Andrew, let’s call him a colleague – and that’s not his real name, has been living with flu-like symptoms for two days now.
Despite suffering sore eyes, achey limbs and describing a sensation of being “completely wiped out” he has continued to come to work. It’s deadline week.
Someone he vaguely knows from another department confirmed to him in the lift this morning that “there’s something going round” but only since talking to his Mum on the phone has he considered taking a day off to, in her words, “knock it on the head".
This is the fourth straight winter in which he has had to face a bout of this type, which can vary in severity and leave him feeling, at its worst, “rough as hell.”
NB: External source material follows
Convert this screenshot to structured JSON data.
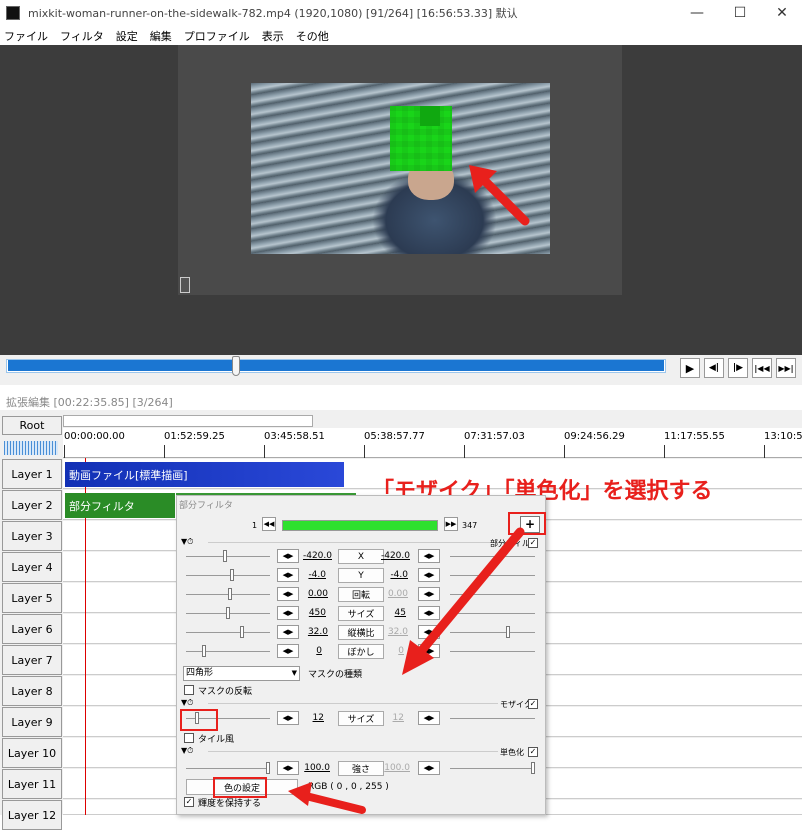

Yet amongst Andrew’s co-workers there has been no sympathy or offer of a Lemsip. Instead he is forced to endure countless references to “man flu” from both female and male colleagues in the name of office banter, mocking the severity - and even questioning the existence - of his illness.
While ‘man flu’ was a mildly funny phrase for a short-time in 2005, playing as it did on male hypochondria, and referenced in wider cultural circles including perhaps most famously in sketch show Man Stroke Woman starring Nick Frost, the phrase has long become outdated and just a bit annoying.
If mankind has to go through another winter pretending that just mentioning the words ‘man flu’ to anyone male with a cold is funny, we may have to take the whole week off.
After all, evidence emerged earlier this year to confirm that men in fact experience symptoms more severely than women. Not less. Something to do with our preoptic nucleus and extra temperature receptors in the brain. Got it?
Plus we haven’t finished Grand Theft Auto 5 yet so give us a break.